Citizenship and Birth Tourism2012-03-05
Changes to Canada’s immigration law are now happening at an astonishing rate as compared to previous years.
Just recently, the Minister for Immigration announced that he may be revising rules around citizenship to curtail what is called “birth tourism”.
Currently, Canada’s citizenship rules are such that any person born on Canadian soil automatically receives Canadian citizenship (in fact, even a person born while flying through the air above Canada also receives Canadian citizenship).
However, there have been reports of unscrupulous, so-called “consultants” who have been advising women in foreign countries to conceal their pregnancies, apply for a tourist visa (or other temporary visa), and give birth in Canada to ensure that their child received Canadian citizenship.
On top of that, hospitals have been reporting that foreign women who give birth here to give their child citizenship then leaving the country without having paid the (often substantial) medical bills.
Those are the justifications given by the government, however, there are some serious issues with regard to this contemplated change in policy.
There is no hard evidence of the numbers of people engaging in “birth tourism.” There is no doubt that is occuring, but without any hard numbers, it seems to be a knee-jerk reaction for such a fundamental policy change.
Canada and the USA are the only remaining countries that grant citizenship based on birth and for good reason in my view.
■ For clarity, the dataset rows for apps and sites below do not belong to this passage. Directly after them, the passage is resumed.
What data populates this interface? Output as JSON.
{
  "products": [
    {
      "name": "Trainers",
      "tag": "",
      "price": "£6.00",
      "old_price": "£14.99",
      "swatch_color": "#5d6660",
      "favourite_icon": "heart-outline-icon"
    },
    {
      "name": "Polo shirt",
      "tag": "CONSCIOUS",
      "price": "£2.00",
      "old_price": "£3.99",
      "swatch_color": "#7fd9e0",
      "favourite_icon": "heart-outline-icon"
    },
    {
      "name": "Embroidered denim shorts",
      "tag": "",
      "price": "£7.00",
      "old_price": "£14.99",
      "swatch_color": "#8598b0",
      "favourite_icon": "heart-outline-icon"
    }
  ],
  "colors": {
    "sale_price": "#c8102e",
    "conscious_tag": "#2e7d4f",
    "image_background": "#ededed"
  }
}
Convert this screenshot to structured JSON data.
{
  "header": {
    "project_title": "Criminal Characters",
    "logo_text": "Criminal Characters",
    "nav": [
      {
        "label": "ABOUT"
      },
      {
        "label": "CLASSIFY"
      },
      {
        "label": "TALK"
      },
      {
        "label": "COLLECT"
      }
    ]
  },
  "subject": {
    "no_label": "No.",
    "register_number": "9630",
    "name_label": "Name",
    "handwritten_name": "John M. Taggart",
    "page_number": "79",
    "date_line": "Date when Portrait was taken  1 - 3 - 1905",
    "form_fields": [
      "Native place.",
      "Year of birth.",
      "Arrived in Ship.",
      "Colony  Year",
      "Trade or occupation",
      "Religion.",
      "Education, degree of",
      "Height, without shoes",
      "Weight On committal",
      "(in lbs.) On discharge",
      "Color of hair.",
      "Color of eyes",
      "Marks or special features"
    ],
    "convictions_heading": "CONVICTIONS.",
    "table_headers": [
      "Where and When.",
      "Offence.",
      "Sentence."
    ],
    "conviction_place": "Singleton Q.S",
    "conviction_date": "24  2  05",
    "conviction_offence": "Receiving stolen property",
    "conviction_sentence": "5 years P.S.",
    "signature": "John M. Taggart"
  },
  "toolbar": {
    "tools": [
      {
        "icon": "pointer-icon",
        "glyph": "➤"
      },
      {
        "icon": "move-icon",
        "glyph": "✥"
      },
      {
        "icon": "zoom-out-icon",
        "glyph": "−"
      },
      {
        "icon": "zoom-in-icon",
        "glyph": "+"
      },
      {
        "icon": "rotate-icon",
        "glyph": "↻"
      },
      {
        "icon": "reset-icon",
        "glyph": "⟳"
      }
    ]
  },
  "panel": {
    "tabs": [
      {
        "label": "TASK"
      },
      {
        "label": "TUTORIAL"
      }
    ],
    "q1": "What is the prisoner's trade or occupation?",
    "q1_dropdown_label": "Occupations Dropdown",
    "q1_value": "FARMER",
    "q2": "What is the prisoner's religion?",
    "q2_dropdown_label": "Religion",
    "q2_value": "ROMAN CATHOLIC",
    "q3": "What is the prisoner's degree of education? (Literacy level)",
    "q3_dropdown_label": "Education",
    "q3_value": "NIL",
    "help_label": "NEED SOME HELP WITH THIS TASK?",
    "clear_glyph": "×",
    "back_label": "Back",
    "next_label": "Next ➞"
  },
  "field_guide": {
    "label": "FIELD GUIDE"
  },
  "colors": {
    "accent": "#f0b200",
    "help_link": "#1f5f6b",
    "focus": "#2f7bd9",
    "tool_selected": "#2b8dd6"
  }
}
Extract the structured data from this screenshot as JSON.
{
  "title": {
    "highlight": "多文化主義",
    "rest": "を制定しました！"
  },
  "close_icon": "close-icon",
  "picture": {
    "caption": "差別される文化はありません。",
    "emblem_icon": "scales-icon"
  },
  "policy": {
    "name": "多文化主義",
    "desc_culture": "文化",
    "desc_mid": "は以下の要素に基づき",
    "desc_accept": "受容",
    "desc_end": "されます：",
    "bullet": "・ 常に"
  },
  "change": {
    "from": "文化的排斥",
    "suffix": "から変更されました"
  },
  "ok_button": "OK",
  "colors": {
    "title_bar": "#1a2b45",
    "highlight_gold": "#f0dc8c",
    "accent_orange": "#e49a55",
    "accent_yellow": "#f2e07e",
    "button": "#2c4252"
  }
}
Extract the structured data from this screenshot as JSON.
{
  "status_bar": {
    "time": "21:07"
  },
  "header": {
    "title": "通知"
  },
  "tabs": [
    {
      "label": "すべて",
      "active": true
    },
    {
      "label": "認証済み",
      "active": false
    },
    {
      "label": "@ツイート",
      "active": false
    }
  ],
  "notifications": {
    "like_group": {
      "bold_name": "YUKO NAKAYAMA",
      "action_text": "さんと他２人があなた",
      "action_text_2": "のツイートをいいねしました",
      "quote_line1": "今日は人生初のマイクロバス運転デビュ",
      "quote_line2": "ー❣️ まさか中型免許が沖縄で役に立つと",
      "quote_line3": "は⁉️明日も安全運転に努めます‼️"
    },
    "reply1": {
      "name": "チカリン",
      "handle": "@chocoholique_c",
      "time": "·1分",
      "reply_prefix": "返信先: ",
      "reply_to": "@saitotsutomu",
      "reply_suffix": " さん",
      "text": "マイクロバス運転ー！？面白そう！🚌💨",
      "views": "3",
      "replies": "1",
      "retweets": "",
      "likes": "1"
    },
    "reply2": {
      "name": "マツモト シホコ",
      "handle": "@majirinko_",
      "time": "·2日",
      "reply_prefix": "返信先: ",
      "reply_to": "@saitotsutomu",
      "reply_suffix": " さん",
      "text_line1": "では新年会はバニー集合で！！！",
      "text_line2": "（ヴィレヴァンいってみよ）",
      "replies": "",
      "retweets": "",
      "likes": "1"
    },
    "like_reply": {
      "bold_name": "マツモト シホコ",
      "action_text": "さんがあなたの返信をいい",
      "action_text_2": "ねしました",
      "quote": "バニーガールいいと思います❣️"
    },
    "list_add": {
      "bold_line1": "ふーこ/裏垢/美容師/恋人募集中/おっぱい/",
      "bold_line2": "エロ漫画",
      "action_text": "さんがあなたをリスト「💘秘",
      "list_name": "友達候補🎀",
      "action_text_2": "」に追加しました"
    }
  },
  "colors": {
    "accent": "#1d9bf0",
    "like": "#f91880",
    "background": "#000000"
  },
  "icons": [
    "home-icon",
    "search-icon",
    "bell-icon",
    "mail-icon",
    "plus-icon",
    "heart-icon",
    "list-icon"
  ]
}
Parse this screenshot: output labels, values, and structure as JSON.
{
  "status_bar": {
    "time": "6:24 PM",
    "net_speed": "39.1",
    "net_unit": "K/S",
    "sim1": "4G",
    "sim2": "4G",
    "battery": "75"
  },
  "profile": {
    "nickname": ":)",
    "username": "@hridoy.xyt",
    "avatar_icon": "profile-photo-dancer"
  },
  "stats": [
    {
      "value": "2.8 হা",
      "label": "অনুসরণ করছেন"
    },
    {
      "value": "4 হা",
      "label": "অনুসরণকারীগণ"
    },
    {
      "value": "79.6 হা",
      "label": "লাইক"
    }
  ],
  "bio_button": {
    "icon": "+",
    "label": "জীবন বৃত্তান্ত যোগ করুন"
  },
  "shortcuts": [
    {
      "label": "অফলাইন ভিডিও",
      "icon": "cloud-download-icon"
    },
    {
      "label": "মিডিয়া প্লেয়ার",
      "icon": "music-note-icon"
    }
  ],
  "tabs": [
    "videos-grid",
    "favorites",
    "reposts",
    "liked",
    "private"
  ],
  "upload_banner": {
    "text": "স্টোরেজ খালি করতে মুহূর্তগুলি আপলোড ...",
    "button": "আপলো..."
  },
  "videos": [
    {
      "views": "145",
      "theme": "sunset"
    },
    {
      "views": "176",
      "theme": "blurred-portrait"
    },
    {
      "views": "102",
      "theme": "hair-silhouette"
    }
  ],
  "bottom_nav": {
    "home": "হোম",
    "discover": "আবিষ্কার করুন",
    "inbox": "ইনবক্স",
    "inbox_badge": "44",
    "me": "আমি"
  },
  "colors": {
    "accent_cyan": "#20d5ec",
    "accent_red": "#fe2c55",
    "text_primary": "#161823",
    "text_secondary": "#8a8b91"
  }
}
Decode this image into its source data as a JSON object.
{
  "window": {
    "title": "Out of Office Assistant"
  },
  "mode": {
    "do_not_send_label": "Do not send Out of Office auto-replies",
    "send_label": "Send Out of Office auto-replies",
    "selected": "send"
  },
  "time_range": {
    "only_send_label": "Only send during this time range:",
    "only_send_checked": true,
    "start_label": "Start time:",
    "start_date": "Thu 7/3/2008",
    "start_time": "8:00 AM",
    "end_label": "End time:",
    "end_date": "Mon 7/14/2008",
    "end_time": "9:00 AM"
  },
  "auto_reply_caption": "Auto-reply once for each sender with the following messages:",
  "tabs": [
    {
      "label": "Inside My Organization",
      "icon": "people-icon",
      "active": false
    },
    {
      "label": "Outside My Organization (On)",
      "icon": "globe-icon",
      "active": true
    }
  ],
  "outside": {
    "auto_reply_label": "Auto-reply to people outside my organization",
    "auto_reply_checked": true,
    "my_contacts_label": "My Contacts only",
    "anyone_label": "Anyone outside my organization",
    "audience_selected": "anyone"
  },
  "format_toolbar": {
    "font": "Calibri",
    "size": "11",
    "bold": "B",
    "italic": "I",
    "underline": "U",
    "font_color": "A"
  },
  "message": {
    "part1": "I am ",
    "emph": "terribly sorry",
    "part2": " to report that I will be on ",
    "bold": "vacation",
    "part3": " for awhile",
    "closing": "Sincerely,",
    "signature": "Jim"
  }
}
Granting citizenship upon birth in the country encourages immigration. Parents know that once they immigrate to Canada, their children will have a right to live here. There won’t be a risk (however remote) that their children would have to leave the only country they have ever known.
As a permanent resident, you simply do not have the certainty that a citizen has in terms of remaining in the country. This is a big factor for incoming immigrants – certainty of citizenship for their children.
To dispose of this rule without concrete knowledge of the problem or policy alternatives to deal with it seems a bit premature in my view.
It also goes against the tradition of Canada being a welcoming and tolerant country. There have been countless children born here, who have attained citizenship, and gone on to contribute in countless positive ways to our culture and society.
Let’s not cut them short without a thorough review of this important issue.